Over the weekend, it came to light that following a three-year secret diplomat effort, the Taliban agreed to release captured U.S. soldier Sgt. Bowe Bergdahl in a major prisoner swap involving five detainees from Guantanamo Bay. The swap came largely as a surprise. Bergdahl’s fate seemed to have become one of the perennial uncertainties of the U.S. mission in Afghanistan. Upon the announcement of the prisoner swap, the Taliban’s reclusive leader Mullah Omar made a rare statement hailing the swap as a “big victory” for the Taliban.
Bergdahl was captured by the Haqqani network in Afghanistan in June 2009 — the Haqqani network is closely aligned with the Taliban. Upon his release on May 31, Bergdahl was retrieved by U.S. Special Operations forces. The politics of the deal involved a great deal of secrecy and cooperation between the governments of the United States, Afghanistan, and Qatar (which served as an intermediary). Bergdahl’s release was one of the factors that led the United States to acquiesce to the opening of a Taliban political office in Doha, Qatar, which served as a base for the Taliban government-in-exile. While the Doha Process fell apart in 2012, back-channel negotiations continued with the government of Qatar conveying U.S. responses to the Taliban.
The Obama administration has faced some criticism for its willingness to negotiate a prisoner release for Bergdahl’s life. In particular, some Republican legislators claimed that the deal effectively puts a price on the heads of American soldiers now that the Taliban has seen that the United States is willing to release detainees. The Obama administration’s defense of the deal focuses largely on principles. “We needed to get him out of there, essentially to save his life,” Secretary of Defense Chuck Hagel noted. Hagel additionally cited health concerns as one of the factors that motivated Obama administration officials to pursue his release as a matter of urgency.Enjoying this article? Click here to subscribe for full access. Just $5 a month.
The five men released from Guantanamo Bay all held senior positions within Afghanistan’s previous Taliban government.

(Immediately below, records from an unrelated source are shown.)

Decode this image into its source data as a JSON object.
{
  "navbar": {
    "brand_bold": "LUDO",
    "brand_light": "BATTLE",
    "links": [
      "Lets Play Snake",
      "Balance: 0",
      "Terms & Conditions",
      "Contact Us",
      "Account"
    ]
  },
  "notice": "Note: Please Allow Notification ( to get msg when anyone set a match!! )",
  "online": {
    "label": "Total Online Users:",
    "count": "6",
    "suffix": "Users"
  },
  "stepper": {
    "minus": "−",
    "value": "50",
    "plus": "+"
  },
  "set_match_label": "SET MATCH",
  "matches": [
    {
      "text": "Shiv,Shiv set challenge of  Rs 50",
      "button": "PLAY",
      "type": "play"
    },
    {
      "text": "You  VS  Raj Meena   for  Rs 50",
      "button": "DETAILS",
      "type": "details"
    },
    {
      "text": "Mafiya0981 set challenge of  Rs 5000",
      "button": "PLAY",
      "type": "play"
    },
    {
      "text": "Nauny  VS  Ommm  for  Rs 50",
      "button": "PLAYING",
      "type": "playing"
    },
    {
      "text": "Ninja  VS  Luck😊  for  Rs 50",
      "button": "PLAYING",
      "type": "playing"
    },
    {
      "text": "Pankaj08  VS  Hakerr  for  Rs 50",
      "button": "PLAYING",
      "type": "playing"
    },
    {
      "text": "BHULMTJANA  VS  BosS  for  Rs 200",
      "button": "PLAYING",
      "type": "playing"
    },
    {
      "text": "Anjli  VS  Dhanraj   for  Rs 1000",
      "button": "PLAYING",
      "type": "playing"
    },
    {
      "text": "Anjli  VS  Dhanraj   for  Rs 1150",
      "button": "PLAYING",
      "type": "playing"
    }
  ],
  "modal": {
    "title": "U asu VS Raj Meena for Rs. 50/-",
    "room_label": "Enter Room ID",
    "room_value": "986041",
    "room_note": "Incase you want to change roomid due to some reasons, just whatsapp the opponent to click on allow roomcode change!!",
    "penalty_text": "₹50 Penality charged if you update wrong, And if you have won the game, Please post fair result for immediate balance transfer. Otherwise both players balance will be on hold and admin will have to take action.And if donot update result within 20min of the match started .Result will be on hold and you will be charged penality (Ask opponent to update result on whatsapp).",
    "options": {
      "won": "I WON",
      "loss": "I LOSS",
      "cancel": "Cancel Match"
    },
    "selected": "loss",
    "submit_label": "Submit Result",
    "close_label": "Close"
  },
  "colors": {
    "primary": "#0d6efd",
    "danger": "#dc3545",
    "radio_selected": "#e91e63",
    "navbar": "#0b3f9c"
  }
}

The U.S. government released Khairullah Khairkhwa, Abdul Haq Wasiq, Mohammed Fazl, Noorullah Noori, and Mohammed Nabi Omari in exchange for Sgt. Bergdahl. Khairkhwa was previously the minister of the interior in the Taliban government and, according to the Pentagon, the group’s main liaison to former al Qaeda leader Osama bin Laden. According to a Wall Street Journal report based partly on U.S. Department of Defense documents made public by WikiLeaks, “Khairkhwa was a friend of Afghan President Hamid Karzai” and “tried to negotiate his surrender and secure a position in the post-Taliban government.”
Wasiq was the deputy minister of intelligence in the Taliban government. He was allegedly instrumental in helping the Taliban form partnerships with other Islamic fundamentalist groups in the region. Fazl was the deputy minister of defense in the Taliban government and is accused of perpetrating anti-Shia violence by the United Nations. Noori was a senior Taliban military commander and commanded Taliban forces against the United States during the 2001 invasion of Afghanistan. Finally, Omari is thought to have been involved “in a joint al Qaeda-Taliban cell in Khost” although he denies being a member of the Taliban.
“I would like to congratulate from the core of my heart the whole Afghan nation, the devoted Mujahideen and the kith and kin of the prisoners on the auspicious occasion of this great achievement of the release of five distinguished Mujahideen heads from the ‘Guantanamo Jail’,” said Mullah Omar in a statement posted to the website of the Islamic Emirate of Afghanistan (the Taliban’s name for its government in exile).
In order to reduce the chance of the released detainees returning to the Taliban’s operational hierarchy, the United States sought a bilateral memorandum of understanding with Qatar. The document was signed in secret and involved the Emir of Qatar directly, according to the Wall Street Journal. The Emir reportedly personally assured U.S. President Barack Obama that the five released detainees would be under close Qatari supervision upon their arrival in the country.